I’ll be curious to see what you two (Janice and Bridget) think about _The Heat_ with Melissa McCarthy and Sandra Bullock. I just watched that last night, and I see some things happening that may or may not be relevant. For one, they make McCarthy’s character sexual in a way that doesn’t seem to *explicitly* reference her size (as opposed to what happened at the end of Bridesmaids, with the erotic eating of the huge sandwich during sex). Basically, you sort of learn throughout the movie that she has slept with a few men and viewed these liaisons as very casual, but they wanted more from her and are depicted as pining after her while she goes on her merry way. On the one hand, she seems really confident and sexually empowered, which may seem like a good thing, but I’m also wondering if part of the joke was that her sexual empowerment is supposed to be funny because it’s so unexpected…because she’s fat. There’s probably some of that going on, but the jury is still out for me on whether that’s it or whether there is something genuinely new and refreshing beginning to happen with that kind of portrayal of a sexually empowered plus sized woman in a major Hollywood movie. Second, her character also seems to be a foil for Bullock’s character, who is also decidedly NOT the ideal Hollywood woman: she’s very, very cerebral and competitive and humorless. But then these two characters sort of balance each other out and don’t become more conventional but just learn to work together (buddy cops!) and be smart and awesome together. Third, there are a lot of clearly mean-spirited references from various characters to McCarthy’s character’s supposed mental instability (which is definitely tied to her size and appearance), but that line of thinking is shown to be false, mean, and misogynistic by the end of the movie.

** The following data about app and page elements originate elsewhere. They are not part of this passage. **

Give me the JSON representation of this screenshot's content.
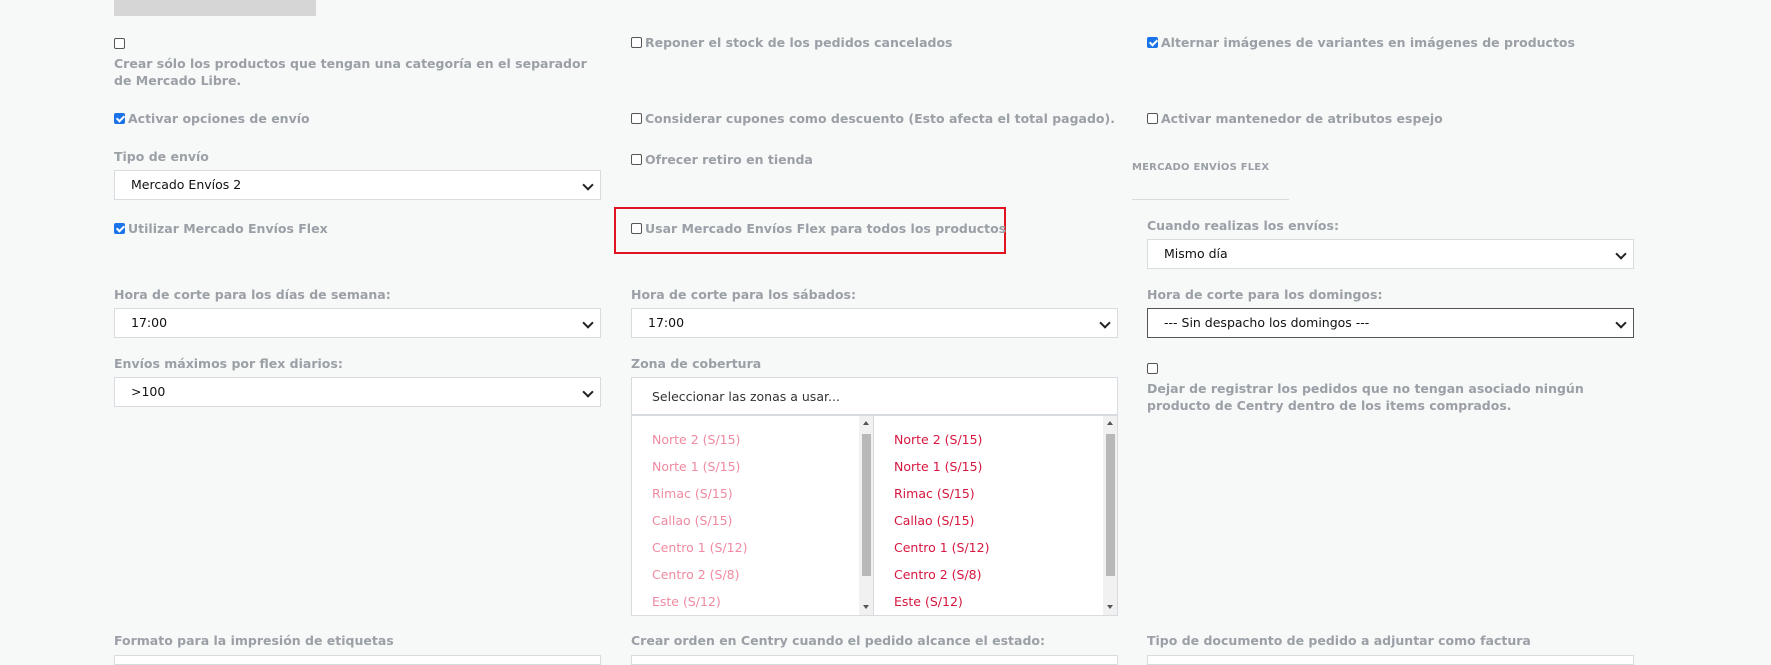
{
  "top": {
    "create_only_label": "Crear sólo los productos que tengan una categoría en el separador de Mercado Libre.",
    "restock_label": "Reponer el stock de los pedidos cancelados",
    "alternate_images_label": "Alternar imágenes de variantes en imágenes de productos"
  },
  "row2": {
    "shipping_options_label": "Activar opciones de envío",
    "coupons_label": "Considerar cupones como descuento (Esto afecta el total pagado).",
    "mirror_attrs_label": "Activar mantenedor de atributos espejo"
  },
  "shipping": {
    "type_label": "Tipo de envío",
    "type_value": "Mercado Envíos 2",
    "store_pickup_label": "Ofrecer retiro en tienda",
    "flex_section_title": "MERCADO ENVÍOS FLEX"
  },
  "flex": {
    "use_flex_label": "Utilizar Mercado Envíos Flex",
    "use_flex_all_label": "Usar Mercado Envíos Flex para todos los productos",
    "when_label": "Cuando realizas los envíos:",
    "when_value": "Mismo día"
  },
  "cutoff": {
    "weekday_label": "Hora de corte para los días de semana:",
    "weekday_value": "17:00",
    "saturday_label": "Hora de corte para los sábados:",
    "saturday_value": "17:00",
    "sunday_label": "Hora de corte para los domingos:",
    "sunday_value": "--- Sin despacho los domingos ---"
  },
  "max_flex": {
    "label": "Envíos máximos por flex diarios:",
    "value": ">100"
  },
  "coverage": {
    "label": "Zona de cobertura",
    "placeholder": "Seleccionar las zonas a usar...",
    "available": [
      "Norte 2 (S/15)",
      "Norte 1 (S/15)",
      "Rimac (S/15)",
      "Callao (S/15)",
      "Centro 1 (S/12)",
      "Centro 2 (S/8)",
      "Este (S/12)"
    ],
    "selected": [
      "Norte 2 (S/15)",
      "Norte 1 (S/15)",
      "Rimac (S/15)",
      "Callao (S/15)",
      "Centro 1 (S/12)",
      "Centro 2 (S/8)",
      "Este (S/12)"
    ]
  },
  "stop_register_label": "Dejar de registrar los pedidos que no tengan asociado ningún producto de Centry dentro de los items comprados.",
  "bottom": {
    "label_format": "Formato para la impresión de etiquetas",
    "create_order_state": "Crear orden en Centry cuando el pedido alcance el estado:",
    "doc_type": "Tipo de documento de pedido a adjuntar como factura"
  },
  "colors": {
    "accent": "#1a73e8",
    "highlight": "#e0141e",
    "zone_selected": "#d6173f",
    "zone_available": "#f08aa0"
  }
}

I can’t tell if this is liberative or not, especially since McCarthy still has to perform a lot of compromising tropes throughout the movie, so I’m going to end my rambling now. If you see it, let me know.